That all started five years before when Luca di Montezemolo decided that it was time for Ferrari to win again. Enzo’s chosen son, Luca had of course played a huge role in our previous glory days.

Under the young lawyer Montezemolo, and the genius Mauro Forgheiri’s technical spell, Ferrari won two titles with Niki Lauda. And another with Jody Scheckter, albeit after Luca had headed off to bigger things.

Enzo was gone when Luca returned

Schumacher e Montezemolo festeggiano dopo la vittoria In questa gara Schumacher annuncera il ritiro dalle corse al termine della stagione.

Enzo was gone by the time Montezemolo returned to run Ferrari in the early ‘nineties. And something had to be done. So, not only did he steal Michael Schumacher from Benetton, but Luca also relieved his pal Briatore of his technical powerhouses Ross Brawn and Rory Byrne.

He then brought Jean Todt in to run the show. And fluffed the once all-Italian squad out into a fresh, new, international team. But it did not happen overnight. It took Ferrari, Schumacher, and the Dream Team another five years to finally wrest that elusive title.

Between woeful reliability, in the beginning, Michael breaking his leg, his idiot move on Villeneuve and a woke McLaren and Mika Hakkinen, and more, Maranello worked through it, one step at a time. But it all came together in the year 2000. And by 2002, Ferrari was perfect. Unstoppable.

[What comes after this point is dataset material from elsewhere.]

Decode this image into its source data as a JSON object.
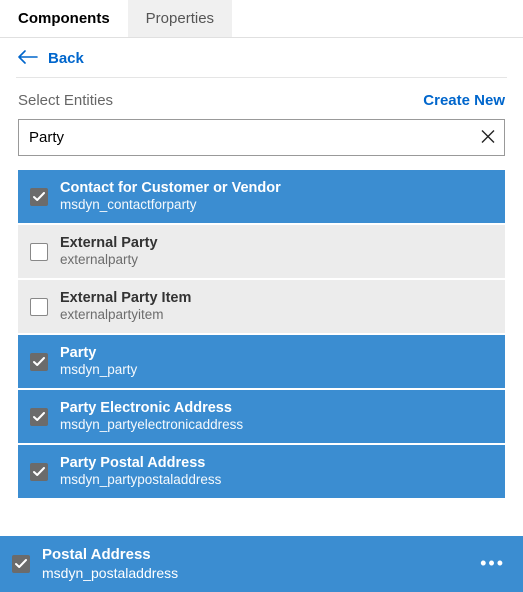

Michael was on the podium every race

Michael Schumacher was on the podium every race that year. Ponder that mark for a second…

Now let’s roll on 20 years. Looked at in the context of the above, 2022 can hardly be considered a dot year for Ferrari. Sure, Max and Red Bull were unlikely to be beaten. Just as Mika and McLaren Mercedes were in 1998 and ’99. But from there, Ferrari took over at the top. And we ran with it.

All the bullshit aside, 2022 was a monumental step forward for the Scuderia. We have won four races so far. And while we threw way too many away, we are so far the only team to beat the great Max and the Bulls. And comprehensively so, on occasion too. So as far as building blocks go, 2022 is a very good one.

A mark for the Next Dream Team to reflect on 

Now it’s time to reflect. Like the Dream Team did back in the late 1990s. It’s a time for the Next Dream Team to step up. To work on the issues, the strategy, the reliability and the promises. And to build on the positives, the performance, the pole positions, the podiums, and the wins. And to come back stronger than ever in 2023.

Most importantly, Scuderia Ferrari needs to remember that what happened today, twenty years ago, it was also legacy built on blood, sweat and plenty tears, Avanti! Forza!